He said the health tourism industry was identified as one of the vital elements to support Malaysia's economic growth but the private sector's lack of involvement was regrettable since that sector was the one which would gain more benefits.
"Basically, when the government decided to get involved in the field of health tourism, it was seen as a component of the Economic Transformation Plan (ETP), as an important economy stimulant.
"But we could only act as the facilitator, and the industry should be driven by the private sector," he said while delivering a speech during the CEO Summit 2014, organised by the Malaysia Healthcare Travel Council (MHTC) here Tuesday.
Dr Subramaniam said Malaysia had every necessary element to spur the private sector, and to the extent of becoming leader in the region, including good health scheme, professional doctors and good hospitals.
However, he said, there was evidence that while private hospital managers were willing to get involved, they did not get the required cooperation from the respective doctors.
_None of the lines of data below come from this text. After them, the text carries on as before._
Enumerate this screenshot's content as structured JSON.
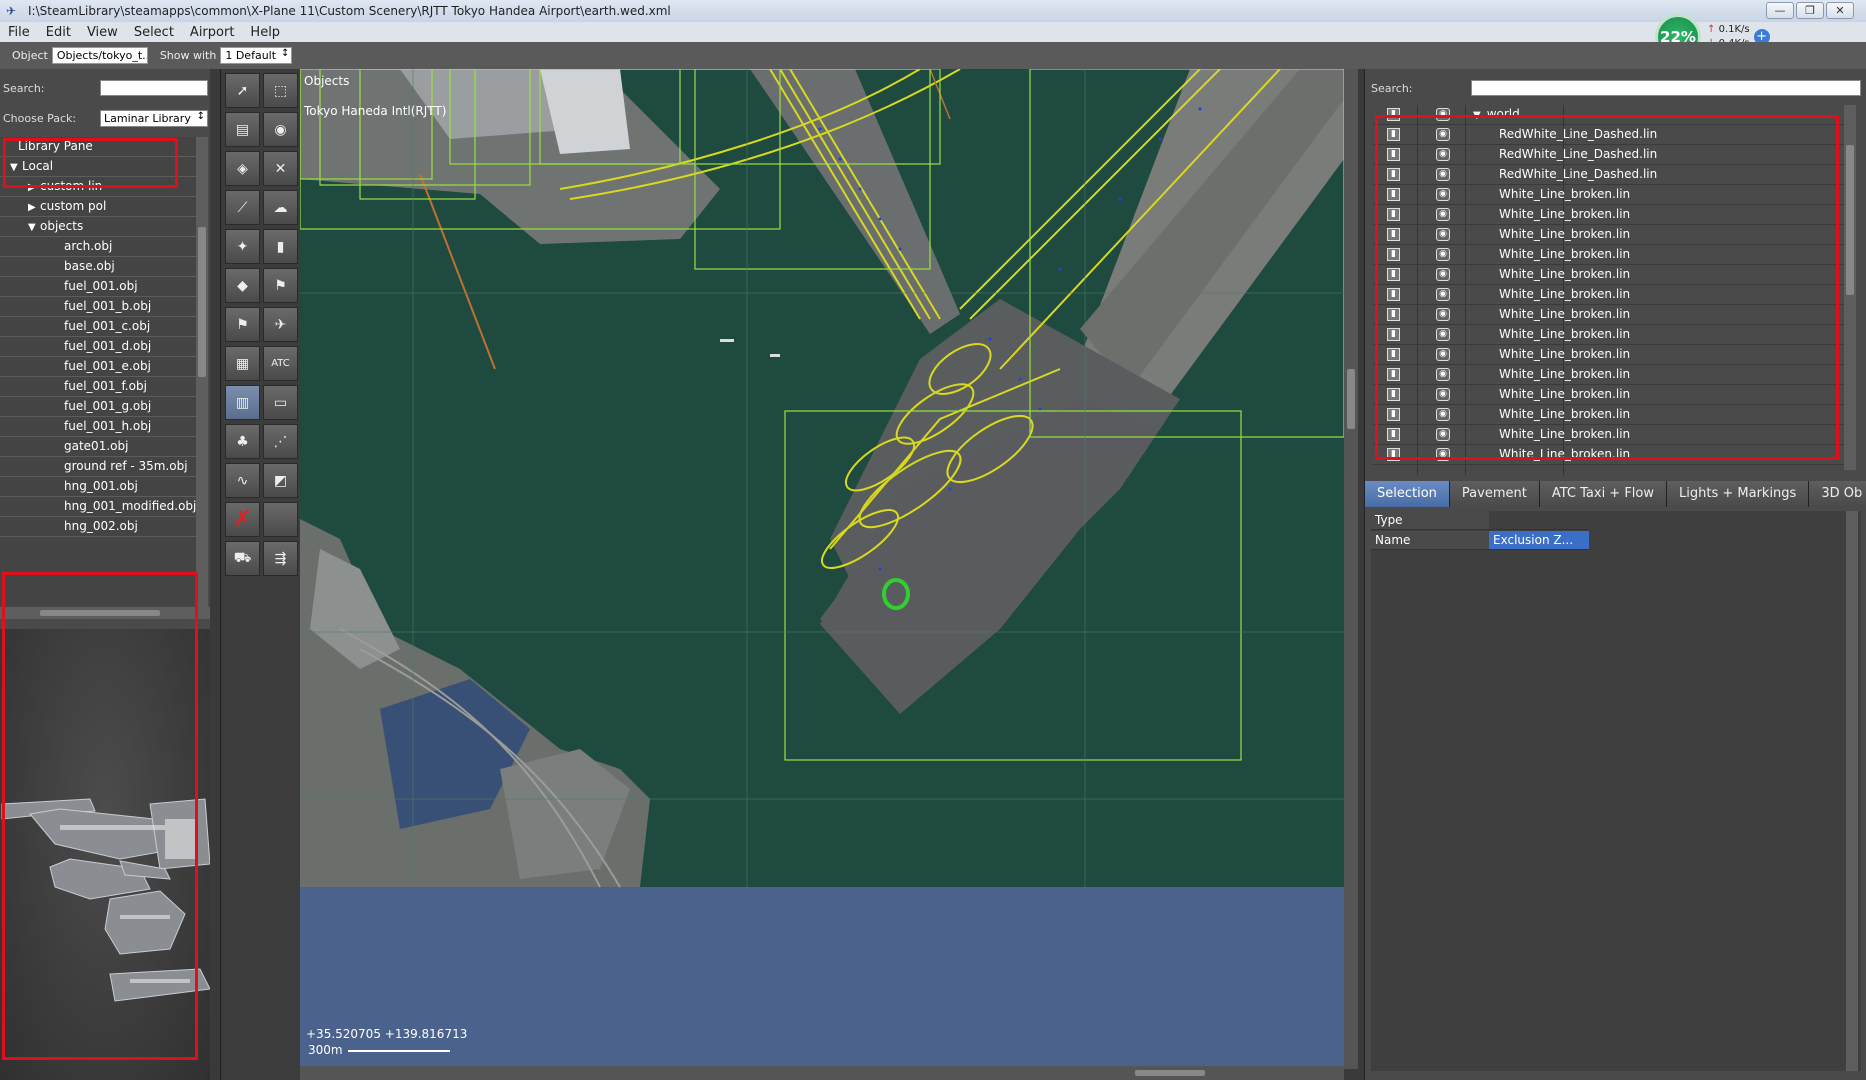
{
  "window": {
    "title": "I:\\SteamLibrary\\steamapps\\common\\X-Plane 11\\Custom Scenery\\RJTT Tokyo Handea Airport\\earth.wed.xml",
    "minimize": "—",
    "restore": "❐",
    "close": "✕"
  },
  "menu": [
    "File",
    "Edit",
    "View",
    "Select",
    "Airport",
    "Help"
  ],
  "net_widget": {
    "percent": "22%",
    "up": "0.1K/s",
    "down": "0.4K/s"
  },
  "toolbar": {
    "object_label": "Object",
    "object_value": "Objects/tokyo_t...",
    "show_with_label": "Show with",
    "show_with_value": "1 Default"
  },
  "library": {
    "search_label": "Search:",
    "pack_label": "Choose Pack:",
    "pack_value": "Laminar Library",
    "items": [
      {
        "label": "Library Pane",
        "tri": "",
        "level": 0
      },
      {
        "label": "Local",
        "tri": "▼",
        "level": 1
      },
      {
        "label": "custom lin",
        "tri": "▶",
        "level": 2
      },
      {
        "label": "custom pol",
        "tri": "▶",
        "level": 2
      },
      {
        "label": "objects",
        "tri": "▼",
        "level": 2
      },
      {
        "label": "arch.obj",
        "tri": "",
        "level": 3
      },
      {
        "label": "base.obj",
        "tri": "",
        "level": 3
      },
      {
        "label": "fuel_001.obj",
        "tri": "",
        "level": 3
      },
      {
        "label": "fuel_001_b.obj",
        "tri": "",
        "level": 3
      },
      {
        "label": "fuel_001_c.obj",
        "tri": "",
        "level": 3
      },
      {
        "label": "fuel_001_d.obj",
        "tri": "",
        "level": 3
      },
      {
        "label": "fuel_001_e.obj",
        "tri": "",
        "level": 3
      },
      {
        "label": "fuel_001_f.obj",
        "tri": "",
        "level": 3
      },
      {
        "label": "fuel_001_g.obj",
        "tri": "",
        "level": 3
      },
      {
        "label": "fuel_001_h.obj",
        "tri": "",
        "level": 3
      },
      {
        "label": "gate01.obj",
        "tri": "",
        "level": 3
      },
      {
        "label": "ground ref - 35m.obj",
        "tri": "",
        "level": 3
      },
      {
        "label": "hng_001.obj",
        "tri": "",
        "level": 3
      },
      {
        "label": "hng_001_modified.obj",
        "tri": "",
        "level": 3
      },
      {
        "label": "hng_002.obj",
        "tri": "",
        "level": 3
      }
    ]
  },
  "tools": [
    {
      "name": "vertex-select-tool",
      "glyph": "➚"
    },
    {
      "name": "marquee-select-tool",
      "glyph": "⬚"
    },
    {
      "name": "runway-tool",
      "glyph": "▤"
    },
    {
      "name": "helipad-tool",
      "glyph": "◉"
    },
    {
      "name": "sealane-tool",
      "glyph": "◈"
    },
    {
      "name": "taxiway-tool",
      "glyph": "✕"
    },
    {
      "name": "taxi-line-tool",
      "glyph": "⟋"
    },
    {
      "name": "boundary-tool",
      "glyph": "☁"
    },
    {
      "name": "light-fixture-tool",
      "glyph": "✦"
    },
    {
      "name": "sign-tool",
      "glyph": "▮"
    },
    {
      "name": "beacon-tool",
      "glyph": "◆"
    },
    {
      "name": "windsock-tool",
      "glyph": "⚑"
    },
    {
      "name": "tower-viewpoint-tool",
      "glyph": "⚑"
    },
    {
      "name": "ramp-start-tool",
      "glyph": "✈"
    },
    {
      "name": "facade-tool",
      "glyph": "▦"
    },
    {
      "name": "atc-tool",
      "glyph": "ATC"
    },
    {
      "name": "object-tool",
      "glyph": "▥"
    },
    {
      "name": "draped-polygon-tool",
      "glyph": "▭"
    },
    {
      "name": "forest-tool",
      "glyph": "♣"
    },
    {
      "name": "string-tool",
      "glyph": "⋰"
    },
    {
      "name": "line-tool",
      "glyph": "∿"
    },
    {
      "name": "polygon-tool",
      "glyph": "◩"
    },
    {
      "name": "exclusion-tool",
      "glyph": "✗"
    },
    {
      "name": "blank-tool",
      "glyph": ""
    },
    {
      "name": "truck-parking-tool",
      "glyph": "⛟"
    },
    {
      "name": "truck-destination-tool",
      "glyph": "⇶"
    }
  ],
  "map": {
    "layer_label": "Objects",
    "airport_label": "Tokyo Haneda Intl(RJTT)",
    "coords": "+35.520705 +139.816713",
    "scale": "300m"
  },
  "hierarchy": {
    "search_label": "Search:",
    "root": "world",
    "items": [
      "RedWhite_Line_Dashed.lin",
      "RedWhite_Line_Dashed.lin",
      "RedWhite_Line_Dashed.lin",
      "White_Line_broken.lin",
      "White_Line_broken.lin",
      "White_Line_broken.lin",
      "White_Line_broken.lin",
      "White_Line_broken.lin",
      "White_Line_broken.lin",
      "White_Line_broken.lin",
      "White_Line_broken.lin",
      "White_Line_broken.lin",
      "White_Line_broken.lin",
      "White_Line_broken.lin",
      "White_Line_broken.lin",
      "White_Line_broken.lin",
      "White_Line_broken.lin"
    ]
  },
  "tabs": [
    {
      "label": "Selection",
      "active": true
    },
    {
      "label": "Pavement",
      "active": false
    },
    {
      "label": "ATC Taxi + Flow",
      "active": false
    },
    {
      "label": "Lights + Markings",
      "active": false
    },
    {
      "label": "3D Ob",
      "active": false
    }
  ],
  "properties": [
    {
      "key": "Type",
      "value": "",
      "hl": false
    },
    {
      "key": "Name",
      "value": "Exclusion Z...",
      "hl": true
    }
  ],
  "colors": {
    "water": "#1e4a3f",
    "void": "#4a628c",
    "highlight": "#3b6fc7",
    "annotation_red": "#e0101a",
    "taxiline_yellow": "#d8d820"
  }
}
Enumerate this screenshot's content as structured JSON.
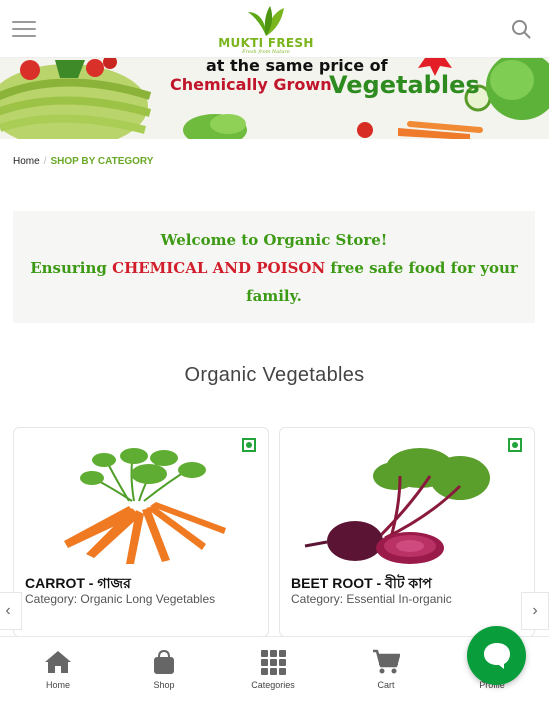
{
  "header": {
    "logo_text": "MUKTI FRESH",
    "logo_tagline": "Fresh from Nature"
  },
  "banner": {
    "line1": "at the same price of",
    "line2_part1": "Chemically Grown",
    "line2_part2": "Vegetables"
  },
  "breadcrumb": {
    "home": "Home",
    "separator": "/",
    "current": "SHOP BY CATEGORY"
  },
  "welcome": {
    "line1": "Welcome to Organic Store!",
    "line2_before": "Ensuring ",
    "line2_highlight": "CHEMICAL AND POISON",
    "line2_after": " free safe food for your",
    "line3": "family."
  },
  "section": {
    "title": "Organic Vegetables"
  },
  "products": [
    {
      "name": "CARROT - গাজর",
      "category": "Category: Organic Long Vegetables",
      "image_icon": "carrot-image"
    },
    {
      "name": "BEET ROOT - বীট কাপ",
      "category": "Category: Essential In-organic",
      "image_icon": "beetroot-image"
    }
  ],
  "carousel": {
    "prev": "‹",
    "next": "›"
  },
  "bottom_nav": [
    {
      "label": "Home",
      "icon": "home-icon"
    },
    {
      "label": "Shop",
      "icon": "bag-icon"
    },
    {
      "label": "Categories",
      "icon": "grid-icon"
    },
    {
      "label": "Cart",
      "icon": "cart-icon"
    },
    {
      "label": "Profile",
      "icon": "user-icon"
    }
  ],
  "colors": {
    "brand_green": "#7ab51d",
    "welcome_green": "#3c9a14",
    "alert_red": "#d21e2b",
    "chat_green": "#0a9d3c"
  }
}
"There's clear evidence in the dialogue (CEO Summit 2014), some of the hospital managers said they wanted to be involved...(but) the individual doctors have been reluctant.
"Probably, the doctors already have enough local patients keeping them busy and do not see the value of treating foreigners.
"The desire must come from them, then only we (government) can support," he said, adding that the government had already planned to relook MHTC's structure to allow a greater role from the private sector.
During the speech, Dr Subramaniam also acknowledged that between 2010 and 2013, Malaysia had recorded a double digit in terms of the number of healthcare travellers and revenue generated.
He said, in 2010 alone, data had shown that the number of healthcare travellers recorded was 393,000 people, and the figure rose to 770,000 in 2013, indicating an impressive growth of 96 per cent over three years.
"The top 10 countries for healthcare travellers last year were Indonesia, India, Japan, China, Libya, the United Kingdom, Australia, USA, Bangladesh and the Philippines.
"In terms of revenue generated, we had garnered RM379 million in 2010, and this subsequently, rose by an encouraging 82 per cent within three years, with a RM690 million revenue.
"This is testament to the growing reputation of Malaysia's excellent standards in healthcare quality in this region," he said.